Refer to the assignment that you extended to class members last week. Inform class members that you have also worked on that assignment. Then share the problem that you have considered and your solution to it. Indicate which of the three elements of a learning atmosphere would be strengthened by your solution (for a review of these elements, see page 214). After sharing your solution, ask the following questions:
What is effective about this solution?
What cautions should be taken in using this solution?
What other possible solutions can you think of?
Have class members take turns talking about the problems they have considered and their suggestions on how to solve the problems. Ensure that each class member has the opportunity to contribute. As time permits, follow each presentation with the three questions above.
Explain that in preventing distractions and solving discipline problems, it is often necessary to work with class members one by one. However, we can also teach class members of their responsibilities while they are assembled together. One good way to do this is to begin by sharing our feelings about our callings and our responsibilities as teachers. Then we can outline class members’ responsibilities, teaching about the three elements of a learning atmosphere that were discussed in last week’s lesson (see page 214). Finally, we can emphasize that we need their help because a class can be successful only when the teacher and the learners work together. (For an example of such a presentation, see the story on
page 78 of this book. You may want to read this story with class members.) We should find ways to reduce distractions.
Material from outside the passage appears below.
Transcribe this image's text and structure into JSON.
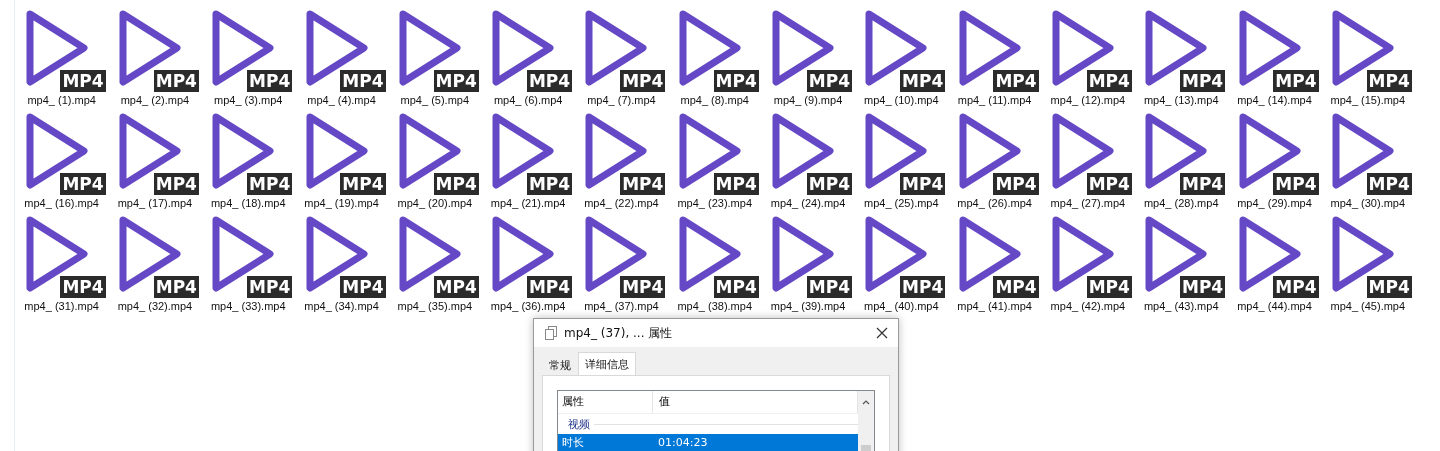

Ask a class member to stand in front of the class. Have the class member stretch his or her arms out, and put a heavy book or other object in each hand. Ask him or her to teach the other class members about the First Vision while continuing to hold the objects in this position. As the individual’s arms begin to drop, remind him or her to keep them up. After about 30 seconds, have the individual put the objects down and return to his or her seat.
Point out that while this person was trying to teach, class members did not concentrate fully on what was being said. Their attention was drawn instead to the effort to hold up the books.
Emphasize that in addition to problems that we have already discussed, the physical setting can also distract from teaching and learning. When class members enter a classroom or other teaching setting that is disorderly or uncomfortable, they are less likely to give their full attention to the message of the lesson.
Carefully planned physical arrangements can help reduce distractions. For example, we should arrange chairs so learners will be able to see us, the chalkboard, and each other. Such a classroom arrangement enhances the teacher’s ability to teach and the learners’ ability to participate and learn. Controlling the temperature of the room, where possible, can help everyone be comfortable. More suggestions for preparing the physical setting are found in
“Preparing the Classroom,” page 76 in this book. We can prevent and solve discipline problems by following basic principles of gospel teaching.
Point out that when we create and maintain a learning atmosphere, we help prevent distractions and solve discipline problems. The most important thing we can do to accomplish this is to implement the principles of gospel teaching that are taught in this course. These principles are:
Love those you teach.
Teach by the Spirit.
Teach the doctrine.
Invite diligent learning.
Prepare every needful thing.
Use effective methods.
As teachers, we should regularly examine ourselves and our teaching to make sure that we are applying each of these principles.
Bear testimony as prompted by the Spirit.
Encourage class members to:
Continue studying the section of this book titled “Create a Learning Atmosphere” (pages 75–87). Consider their own teaching, identifying things they can do to help create a learning atmosphere.
Review the list on page 210 about how to invite diligent learning. Choose one item in the list, and apply it in an upcoming teaching opportunity. Write about the experience in their notebooks.